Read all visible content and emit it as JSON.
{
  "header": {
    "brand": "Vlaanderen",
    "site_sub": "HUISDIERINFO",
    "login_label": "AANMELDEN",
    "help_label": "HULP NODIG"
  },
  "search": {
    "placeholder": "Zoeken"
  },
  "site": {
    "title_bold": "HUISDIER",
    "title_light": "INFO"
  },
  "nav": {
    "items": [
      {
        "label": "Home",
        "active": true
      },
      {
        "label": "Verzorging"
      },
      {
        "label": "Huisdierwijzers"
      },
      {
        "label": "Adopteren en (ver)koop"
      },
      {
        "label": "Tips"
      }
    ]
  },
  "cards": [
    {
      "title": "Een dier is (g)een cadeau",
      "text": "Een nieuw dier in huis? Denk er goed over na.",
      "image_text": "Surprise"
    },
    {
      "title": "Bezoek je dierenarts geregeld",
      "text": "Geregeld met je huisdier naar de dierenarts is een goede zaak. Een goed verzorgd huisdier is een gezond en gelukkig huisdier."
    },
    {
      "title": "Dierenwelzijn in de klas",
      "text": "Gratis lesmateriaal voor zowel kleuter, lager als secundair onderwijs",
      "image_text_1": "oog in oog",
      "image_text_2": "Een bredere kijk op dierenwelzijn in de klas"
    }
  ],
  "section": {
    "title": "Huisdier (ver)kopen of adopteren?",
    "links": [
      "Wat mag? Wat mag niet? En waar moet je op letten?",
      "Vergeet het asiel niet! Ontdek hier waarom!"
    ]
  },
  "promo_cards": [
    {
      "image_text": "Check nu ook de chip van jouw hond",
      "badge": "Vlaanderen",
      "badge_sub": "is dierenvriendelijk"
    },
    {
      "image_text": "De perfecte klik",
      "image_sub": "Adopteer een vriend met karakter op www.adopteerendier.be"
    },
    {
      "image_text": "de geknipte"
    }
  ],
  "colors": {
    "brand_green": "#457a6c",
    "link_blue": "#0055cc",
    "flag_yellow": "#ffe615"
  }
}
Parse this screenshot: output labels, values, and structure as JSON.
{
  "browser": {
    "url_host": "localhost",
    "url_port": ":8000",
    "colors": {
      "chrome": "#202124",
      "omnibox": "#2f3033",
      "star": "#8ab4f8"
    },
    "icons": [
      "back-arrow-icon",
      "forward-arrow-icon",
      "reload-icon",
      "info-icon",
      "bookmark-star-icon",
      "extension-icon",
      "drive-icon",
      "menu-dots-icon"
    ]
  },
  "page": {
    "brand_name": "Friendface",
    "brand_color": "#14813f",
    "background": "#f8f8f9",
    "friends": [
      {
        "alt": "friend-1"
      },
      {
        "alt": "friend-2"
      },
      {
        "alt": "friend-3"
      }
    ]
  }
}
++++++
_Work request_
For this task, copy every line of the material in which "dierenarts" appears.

_Written response_
      "title": "Bezoek je dierenarts geregeld",
      "text": "Geregeld met je huisdier naar de dierenarts is een goede zaak. Een goed verzorgd huisdier is een gezond en gelukkig huisdier."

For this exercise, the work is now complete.